It was a warm and sunny day in Antalya on Nov. 4 when photos of the meeting between Foreign Minister Mevlüt Çavuşoğlu and his German counterpart, Sigmar Gabriel, circulated in the media. The encounter was unexpected and intriguing. The photos showed the casually dressed foreign ministers in an informal and friendly conversation with a golf green in the background.
"We met with German Foreign Minister Sigmar Gabriel in Antalya, talked about the difficult issues between our countries and the expectations," Çavuşoğlu said on his Twitter account. Ten minutes later, the German Foreign Ministry shared a similar post. At a time when ties are at a historic low, the meeting was seen as an encouraging step.
The conciliatory meeting came after judicial decisions to release from Turkish custody German national Peter Steudtner and another German citizen, whose name was not disclosed by Berlin or Ankara. Furthermore, on the same day, German police intervened in a PKK demonstration in Düsseldorf and detained several people.
Following months of squabbles and heated exchanges, Ankara and Berlin may have slightly changed their attitudes, if not entirely. Indeed, the willingness for change, the possibility of creating a new roadmap and turning a fresh page in ties seems evident on both sides.
The German Foreign Ministry told Daily Sabah that there have been "some attempts in recent weeks to normalize bilateral relations." The high-level official, who asked to remain anonymous, said the two foreign ministers talked about "how the lost trust can be rebuilt."
It may not be plain and simple. The path leading up to the lost trust was bumpy, and the two countries clashed diplomatically more than once. The alleged lack of German solidarity with Turkey in the wake of the July 15, 2016 coup attempt did not help the cause, either.
The dangerously strained ties prior to the April 16 constitutional referendum in Turkey led to serious repercussions. In July, the very same Gabriel that met Çavuşoğlu last week for a reconciliatory effort, announced a series of economic sanctions against Turkey. The relations then hit rock bottom.
However, the mood in Ankara suggested that relations would normalize following the Sept. 24 German elections. The positive developments over the course of the past couple of weeks may be a turning point.
"It will not be easy, and it will take time," the senior German Foreign Ministry official said. That being said, the situation is not as grim as it was months ago. "Conversations are a good start," added the official.
Unsurprisingly, a great number of issues have troubled bilateral relations. While Ankara has levied harsh criticism on Berlin for harboring terrorists, providing them safe haven and showing unwillingness for extraditions, Berlin complains about alleged human rights violations, press freedom and imprisoned German nationals.

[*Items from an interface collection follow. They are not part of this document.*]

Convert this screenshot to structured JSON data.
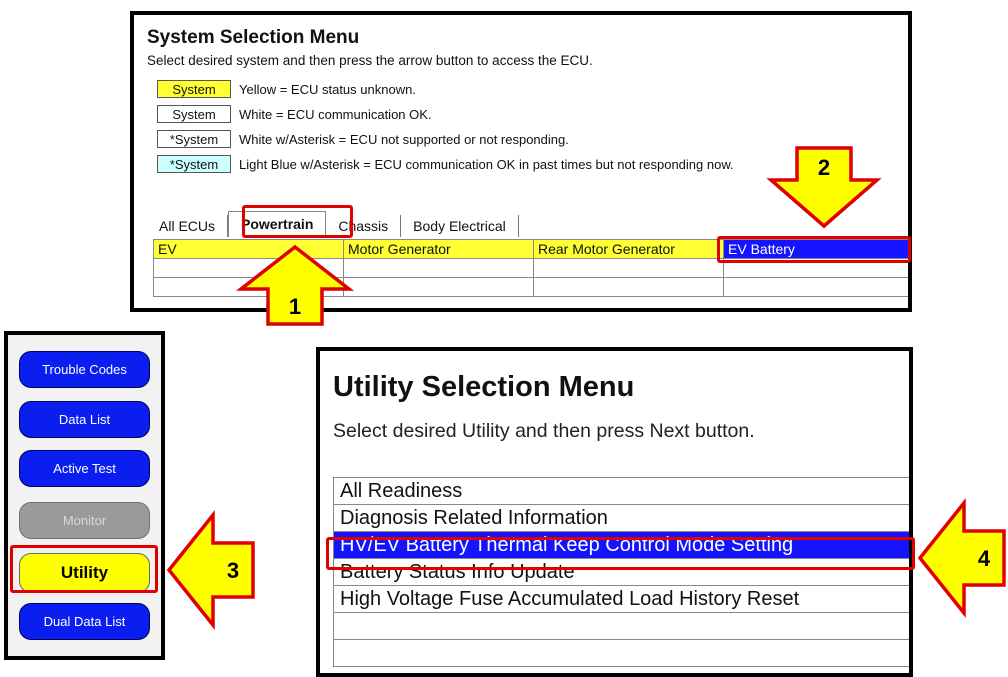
{
  "system_menu": {
    "title": "System Selection Menu",
    "instruction": "Select desired system and then press the arrow button to access the ECU.",
    "legend": [
      {
        "swatch": "System",
        "color": "#ffff33",
        "desc": "Yellow = ECU status unknown."
      },
      {
        "swatch": "System",
        "color": "#ffffff",
        "desc": "White = ECU communication OK."
      },
      {
        "swatch": "*System",
        "color": "#ffffff",
        "desc": "White w/Asterisk = ECU not supported or not responding."
      },
      {
        "swatch": "*System",
        "color": "#ccffff",
        "desc": "Light Blue w/Asterisk = ECU communication OK in past times but not responding now."
      }
    ],
    "tabs": [
      "All ECUs",
      "Powertrain",
      "Chassis",
      "Body Electrical"
    ],
    "active_tab": "Powertrain",
    "ecus": [
      "EV",
      "Motor Generator",
      "Rear Motor Generator",
      "EV Battery"
    ]
  },
  "side_panel": {
    "buttons": [
      "Trouble Codes",
      "Data List",
      "Active Test",
      "Monitor",
      "Utility",
      "Dual Data List"
    ]
  },
  "utility_menu": {
    "title": "Utility Selection Menu",
    "instruction": "Select desired Utility and then press Next button.",
    "items": [
      "All Readiness",
      "Diagnosis Related Information",
      "HV/EV Battery Thermal Keep Control Mode Setting",
      "Battery Status Info Update",
      "High Voltage Fuse Accumulated Load History Reset"
    ],
    "selected_item": "HV/EV Battery Thermal Keep Control Mode Setting"
  },
  "annotations": {
    "step1": "1",
    "step2": "2",
    "step3": "3",
    "step4": "4",
    "highlight_color": "#e00000",
    "arrow_color": "#ffff00"
  }
}
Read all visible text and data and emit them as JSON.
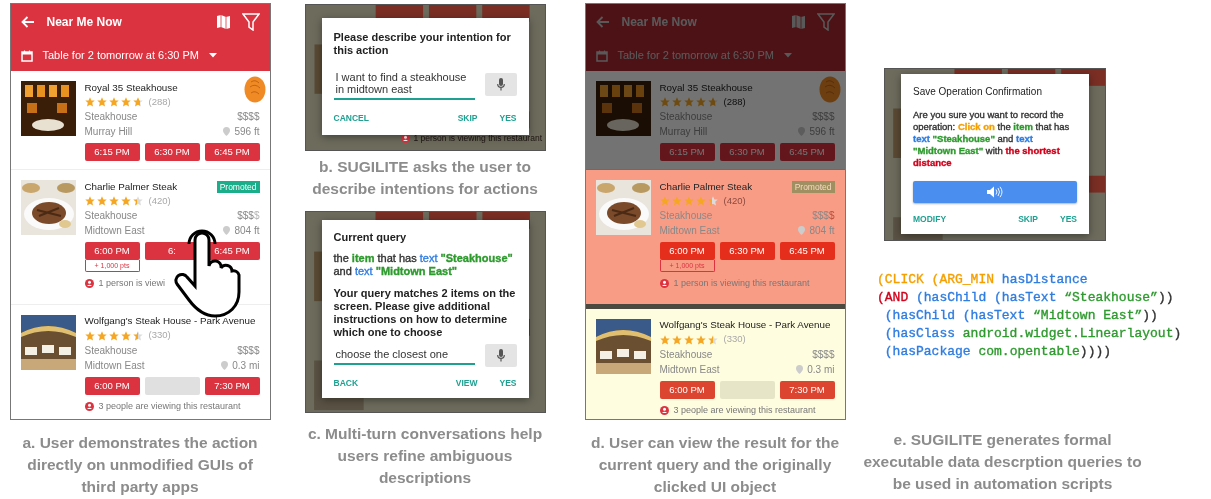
{
  "figure_a": {
    "app": {
      "header": {
        "title": "Near Me Now",
        "subtitle": "Table for 2 tomorrow at 6:30 PM",
        "dimmed": false
      },
      "touch_marker": true,
      "hand_pointer": true,
      "restaurants": [
        {
          "kind": "plain",
          "name": "Royal 35 Steakhouse",
          "stars": 4.7,
          "reviews": "(288)",
          "cuisine": "Steakhouse",
          "price": "$$$$",
          "neighborhood": "Murray Hill",
          "distance": "596 ft",
          "times": [
            {
              "kind": "slot",
              "label": "6:15 PM"
            },
            {
              "kind": "slot",
              "label": "6:30 PM"
            },
            {
              "kind": "slot",
              "label": "6:45 PM"
            }
          ]
        },
        {
          "kind": "plain",
          "name": "Charlie Palmer Steak",
          "badge": "Promoted",
          "stars": 4.4,
          "reviews": "(420)",
          "cuisine": "Steakhouse",
          "price": "$$$",
          "price_dim": "$",
          "neighborhood": "Midtown East",
          "distance": "804 ft",
          "times": [
            {
              "kind": "slot",
              "label": "6:00 PM",
              "points": "+ 1,000 pts"
            },
            {
              "kind": "slot",
              "label": "6:"
            },
            {
              "kind": "slot",
              "label": "6:45 PM"
            }
          ],
          "viewers": "1 person is viewi"
        },
        {
          "kind": "plain",
          "name": "Wolfgang's Steak House - Park Avenue",
          "stars": 4.5,
          "reviews": "(330)",
          "cuisine": "Steakhouse",
          "price": "$$$$",
          "neighborhood": "Midtown East",
          "distance": "0.3 mi",
          "times": [
            {
              "kind": "slot",
              "label": "6:00 PM"
            },
            {
              "kind": "empty"
            },
            {
              "kind": "slot",
              "label": "7:30 PM"
            }
          ],
          "viewers": "3 people are viewing this restaurant"
        }
      ]
    },
    "caption": "a. User demonstrates the action directly on unmodified GUIs of third party apps"
  },
  "figure_b": {
    "dialog": {
      "title": "Please describe your intention for this action",
      "input": "I want to find a steakhouse in midtown east",
      "actions": [
        "CANCEL",
        "SKIP",
        "YES"
      ]
    },
    "background_text": "1 person is viewing this restaurant",
    "caption": "b. **SUGILITE** asks the user to describe intentions for actions"
  },
  "figure_c": {
    "dialog": {
      "title": "Current query",
      "query": [
        {
          "text": "the ",
          "color": "#333333",
          "bold": false
        },
        {
          "text": "item",
          "color": "#2e9a2e",
          "bold": true
        },
        {
          "text": " that has ",
          "color": "#333333",
          "bold": false
        },
        {
          "text": "text",
          "color": "#2f7de1",
          "bold": false
        },
        {
          "text": " \"Steakhouse\"",
          "color": "#2e9a2e",
          "bold": true
        },
        {
          "text": " and ",
          "color": "#333333",
          "bold": false
        },
        {
          "text": "text",
          "color": "#2f7de1",
          "bold": false
        },
        {
          "text": " \"Midtown East\"",
          "color": "#2e9a2e",
          "bold": true
        }
      ],
      "message": "Your query matches 2 items on the screen. Please give additional instructions on how to determine which one to choose",
      "input": "choose the closest one",
      "actions": [
        "BACK",
        "VIEW",
        "YES"
      ]
    },
    "caption": "c. Multi-turn conversations help users refine ambiguous descriptions"
  },
  "figure_d": {
    "app": {
      "header": {
        "title": "Near Me Now",
        "subtitle": "Table for 2 tomorrow at 6:30 PM",
        "dimmed": true
      },
      "touch_marker": true,
      "hand_pointer": false,
      "restaurants": [
        {
          "kind": "dimmed",
          "name": "Royal 35 Steakhouse",
          "stars": 4.7,
          "reviews": "(288)",
          "cuisine": "Steakhouse",
          "price": "$$$$",
          "neighborhood": "Murray Hill",
          "distance": "596 ft",
          "times": [
            {
              "kind": "slot",
              "label": "6:15 PM"
            },
            {
              "kind": "slot",
              "label": "6:30 PM"
            },
            {
              "kind": "slot",
              "label": "6:45 PM"
            }
          ]
        },
        {
          "kind": "clicked",
          "name": "Charlie Palmer Steak",
          "badge": "Promoted",
          "stars": 4.4,
          "reviews": "(420)",
          "cuisine": "Steakhouse",
          "price": "$$$",
          "price_dim": "$",
          "neighborhood": "Midtown East",
          "distance": "804 ft",
          "times": [
            {
              "kind": "slot",
              "label": "6:00 PM",
              "points": "+ 1,000 pts"
            },
            {
              "kind": "slot",
              "label": "6:30 PM"
            },
            {
              "kind": "slot",
              "label": "6:45 PM"
            }
          ],
          "viewers": "1 person is viewing this restaurant"
        },
        {
          "kind": "result",
          "name": "Wolfgang's Steak House - Park Avenue",
          "stars": 4.5,
          "reviews": "(330)",
          "cuisine": "Steakhouse",
          "price": "$$$$",
          "neighborhood": "Midtown East",
          "distance": "0.3 mi",
          "times": [
            {
              "kind": "slot",
              "label": "6:00 PM"
            },
            {
              "kind": "empty"
            },
            {
              "kind": "slot",
              "label": "7:30 PM"
            }
          ],
          "viewers": "3 people are viewing this restaurant"
        }
      ]
    },
    "caption": "d. User can view the result for the current query and the originally clicked UI object"
  },
  "figure_e": {
    "dialog": {
      "title": "Save Operation Confirmation",
      "message": [
        {
          "text": "Are you sure you want to record the operation: ",
          "color": "#333333",
          "bold": false
        },
        {
          "text": "Click on",
          "color": "#f5a000",
          "bold": true
        },
        {
          "text": " the ",
          "color": "#333333",
          "bold": false
        },
        {
          "text": "item",
          "color": "#2e9a2e",
          "bold": true
        },
        {
          "text": " that has ",
          "color": "#333333",
          "bold": false
        },
        {
          "text": "text",
          "color": "#2f7de1",
          "bold": true
        },
        {
          "text": " \"Steakhouse\"",
          "color": "#2e9a2e",
          "bold": true
        },
        {
          "text": " and ",
          "color": "#333333",
          "bold": false
        },
        {
          "text": "text",
          "color": "#2f7de1",
          "bold": true
        },
        {
          "text": " \"Midtown East\"",
          "color": "#2e9a2e",
          "bold": true
        },
        {
          "text": " with ",
          "color": "#333333",
          "bold": false
        },
        {
          "text": "the shortest distance",
          "color": "#d0021b",
          "bold": true
        }
      ],
      "actions": [
        "MODIFY",
        "SKIP",
        "YES"
      ]
    },
    "code": [
      [
        {
          "text": "(CLICK",
          "color": "#f5a000"
        },
        {
          "text": " (ARG_MIN",
          "color": "#f5a000"
        },
        {
          "text": " hasDistance",
          "color": "#2f7de1"
        }
      ],
      [
        {
          "text": "(AND",
          "color": "#d0021b"
        },
        {
          "text": " (hasChild (hasText",
          "color": "#2f7de1"
        },
        {
          "text": " “Steakhouse”",
          "color": "#2e9a2e"
        },
        {
          "text": "))",
          "color": "#333333"
        }
      ],
      [
        {
          "text": " (hasChild (hasText",
          "color": "#2f7de1"
        },
        {
          "text": " “Midtown East”",
          "color": "#2e9a2e"
        },
        {
          "text": "))",
          "color": "#333333"
        }
      ],
      [
        {
          "text": " (hasClass",
          "color": "#2f7de1"
        },
        {
          "text": " android.widget.Linearlayout",
          "color": "#2e9a2e"
        },
        {
          "text": ")",
          "color": "#333333"
        }
      ],
      [
        {
          "text": " (hasPackage",
          "color": "#2f7de1"
        },
        {
          "text": " com.opentable",
          "color": "#2e9a2e"
        },
        {
          "text": "))))",
          "color": "#333333"
        }
      ]
    ],
    "caption": "e. **SUGILITE** generates formal executable data descrption queries to be used in automation scripts"
  }
}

President Recep Tayyip Erdoğan on Thursday voiced the same criticism at a gathering in Ankara. "Look, they cannot take shelter in Turkey anymore. They are now wandering around the streets of Berlin," he said, reiterating his claim that Germany has become a safe haven for terrorists fleeing Turkey.
In addition to the PKK matter with Berlin, Ankara places great emphasis on Gülenist Terror Group (FETÖ) fugitives. FETÖ's German imam, Ercan Karakoyun, said in an interview with the German newspaper Die Zeit in July: "The movement [FETÖ] cannot survive in Turkey. Germany is to become the new center."
Around 600 Gülenist public servants and high-ranking military officers are estimated to have sought asylum in Germany since the coup attempt. The number may climb even higher in the future.
"Sadly, FETÖ carries out anti-Turkey activities using Europe and Germany. We want them to be extradited to Turkey within the framework of legal obligations, including its leader [Fetullah] Gülen. These are our expectations of Europe and the U.S.," presidential spokesman İbrahim Kalın said in July.
On the other hand, Berlin is vexed about Turkey imprisoning German nationals. Even though the release of Steudtner and the other German citizen alleviated some burden on ties, the cases of German journalist Deniz Yücel and the German citizen translator for the Etkin Haber Ajansı news agency, Meşale Tolu, remain controversial for the German government. "It is not acceptable that Germans in Turkish custody have to serve time as a bargaining chip of the Turkish government for political reasons," Gabriel said in August.
However, as a sign of hope, the German Foreign Ministry official said: "There is a desire to stay in close contact from both sides and, step-by-step, to rebuild trust." Çavuşoğlu and Gabriel's informal meeting may have sparked the beginning of a reconciliation process between the two countries. The question of whether this will be sustainable depends on future developments. Yet, the German official said even though the issues are extremely sensitive, "we must maintain an open dialogue on these very difficult issues. We will see how it goes on."